**About this task:** Each line of the data below either holds "artist" or does not. Report how many do, and only that.

**Available data:**
┌────────
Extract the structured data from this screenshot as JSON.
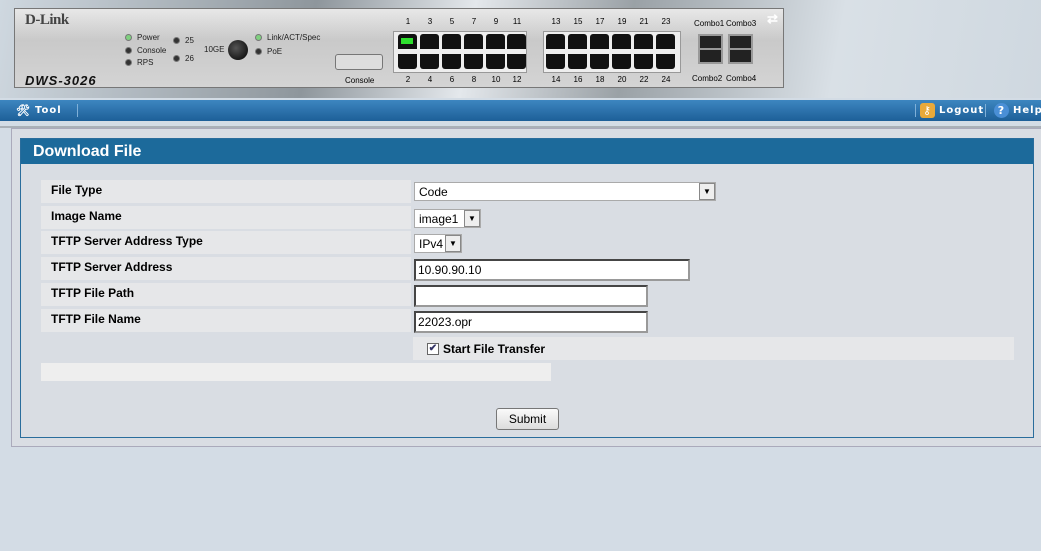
{
  "device": {
    "brand": "D-Link",
    "model": "DWS-3026",
    "leds": [
      "Power",
      "Console",
      "RPS",
      "25",
      "26",
      "10GE",
      "Link/ACT/Spec",
      "PoE"
    ],
    "console_label": "Console",
    "ports_top": [
      "1",
      "3",
      "5",
      "7",
      "9",
      "11",
      "13",
      "15",
      "17",
      "19",
      "21",
      "23"
    ],
    "ports_bottom": [
      "2",
      "4",
      "6",
      "8",
      "10",
      "12",
      "14",
      "16",
      "18",
      "20",
      "22",
      "24"
    ],
    "active_ports": [
      "1"
    ],
    "combos": [
      "Combo1",
      "Combo3",
      "Combo2",
      "Combo4"
    ]
  },
  "toolbar": {
    "tool": "Tool",
    "logout": "Logout",
    "help": "Help"
  },
  "panel": {
    "title": "Download File",
    "fields": [
      {
        "label": "File Type",
        "value": "Code"
      },
      {
        "label": "Image Name",
        "value": "image1"
      },
      {
        "label": "TFTP Server Address Type",
        "value": "IPv4"
      },
      {
        "label": "TFTP Server Address",
        "value": "10.90.90.10"
      },
      {
        "label": "TFTP File Path",
        "value": ""
      },
      {
        "label": "TFTP File Name",
        "value": "22023.opr"
      }
    ],
    "start_transfer": {
      "label": "Start File Transfer",
      "checked": true
    },
    "submit": "Submit"
  }
}
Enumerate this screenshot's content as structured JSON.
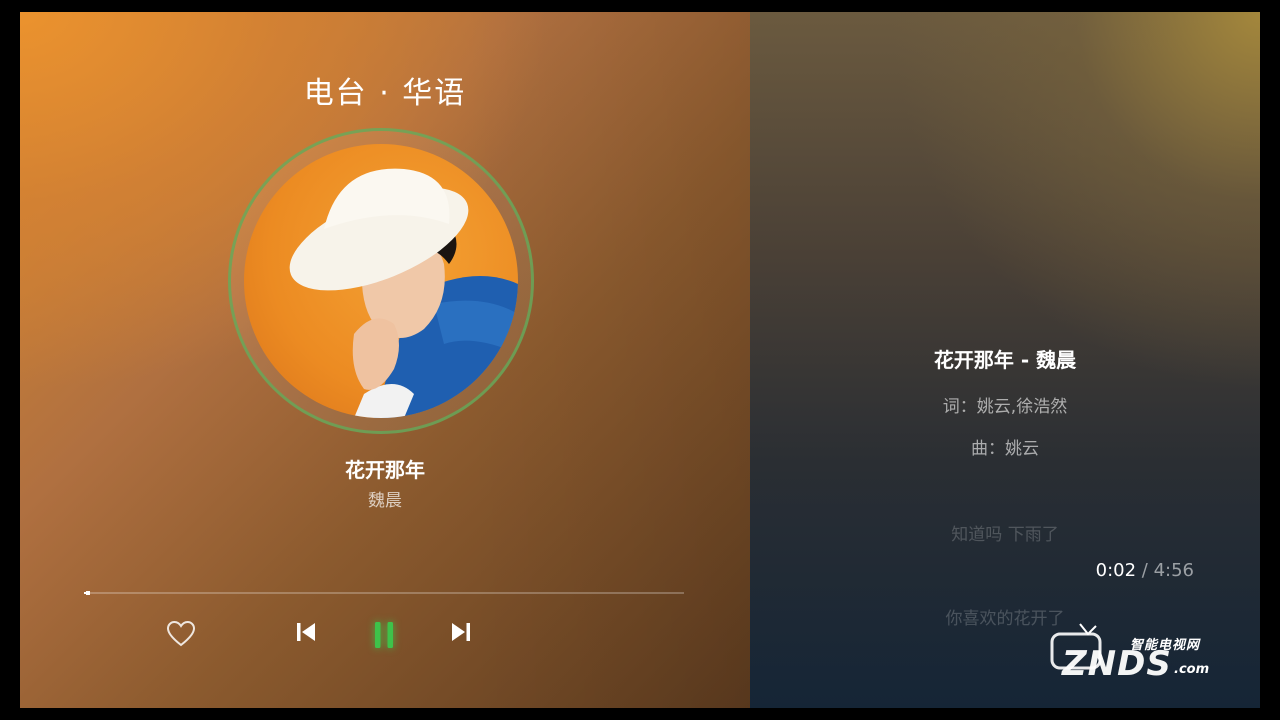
{
  "station": {
    "title": "电台 · 华语"
  },
  "now_playing": {
    "title": "花开那年",
    "artist": "魏晨",
    "cover_icon": "album-cover-artist-in-white-hat",
    "elapsed": "0:02",
    "separator": " / ",
    "duration": "4:56",
    "progress": 0.007
  },
  "controls": {
    "like_icon": "heart-outline-icon",
    "prev_icon": "skip-previous-icon",
    "pause_icon": "pause-icon",
    "next_icon": "skip-next-icon",
    "accent": "#3ec24a"
  },
  "lyrics": {
    "header": "花开那年 - 魏晨",
    "lines": [
      "词：姚云,徐浩然",
      "曲：姚云",
      "知道吗 下雨了",
      "你喜欢的花开了"
    ]
  },
  "watermark": {
    "top": "智能电视网",
    "main": "ZNDS",
    "suffix": ".com"
  }
}
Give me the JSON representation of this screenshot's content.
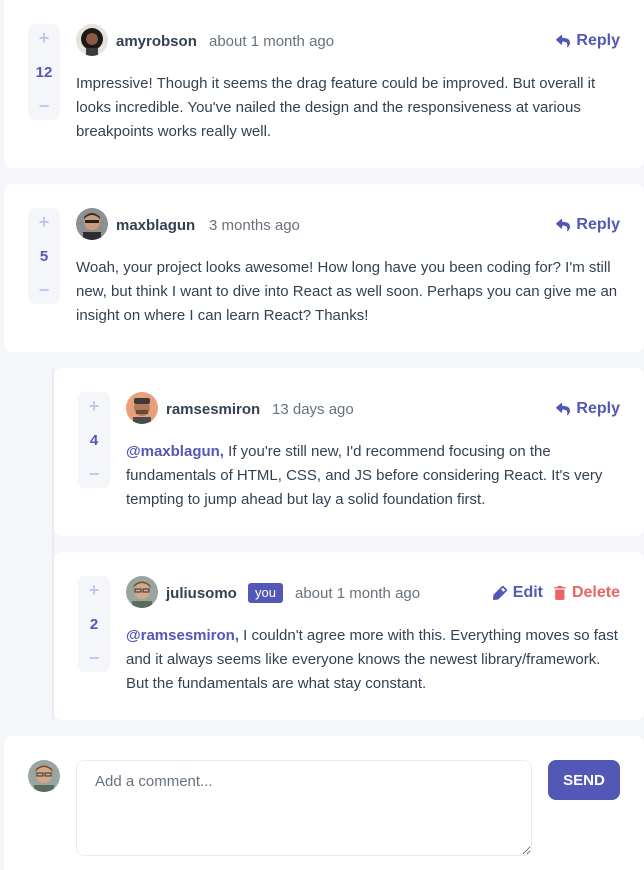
{
  "comments": [
    {
      "username": "amyrobson",
      "time": "about 1 month ago",
      "score": "12",
      "action": "Reply",
      "content": "Impressive! Though it seems the drag feature could be improved. But overall it looks incredible. You've nailed the design and the responsiveness at various breakpoints works really well."
    },
    {
      "username": "maxblagun",
      "time": "3 months ago",
      "score": "5",
      "action": "Reply",
      "content": "Woah, your project looks awesome! How long have you been coding for? I'm still new, but think I want to dive into React as well soon. Perhaps you can give me an insight on where I can learn React? Thanks!"
    }
  ],
  "replies": [
    {
      "username": "ramsesmiron",
      "time": "13 days ago",
      "score": "4",
      "action": "Reply",
      "mention": "@maxblagun,",
      "content": " If you're still new, I'd recommend focusing on the fundamentals of HTML, CSS, and JS before considering React. It's very tempting to jump ahead but lay a solid foundation first."
    },
    {
      "username": "juliusomo",
      "you_badge": "you",
      "time": "about 1 month ago",
      "score": "2",
      "edit": "Edit",
      "delete": "Delete",
      "mention": "@ramsesmiron,",
      "content": " I couldn't agree more with this. Everything moves so fast and it always seems like everyone knows the newest library/framework. But the fundamentals are what stay constant."
    }
  ],
  "vote": {
    "plus": "+",
    "minus": "−"
  },
  "composer": {
    "placeholder": "Add a comment...",
    "send": "SEND"
  },
  "colors": {
    "accent": "#5357b6",
    "danger": "#ed6368",
    "muted": "#c5c6ef",
    "bg": "#f5f6fa"
  }
}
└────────
**Response area:** 2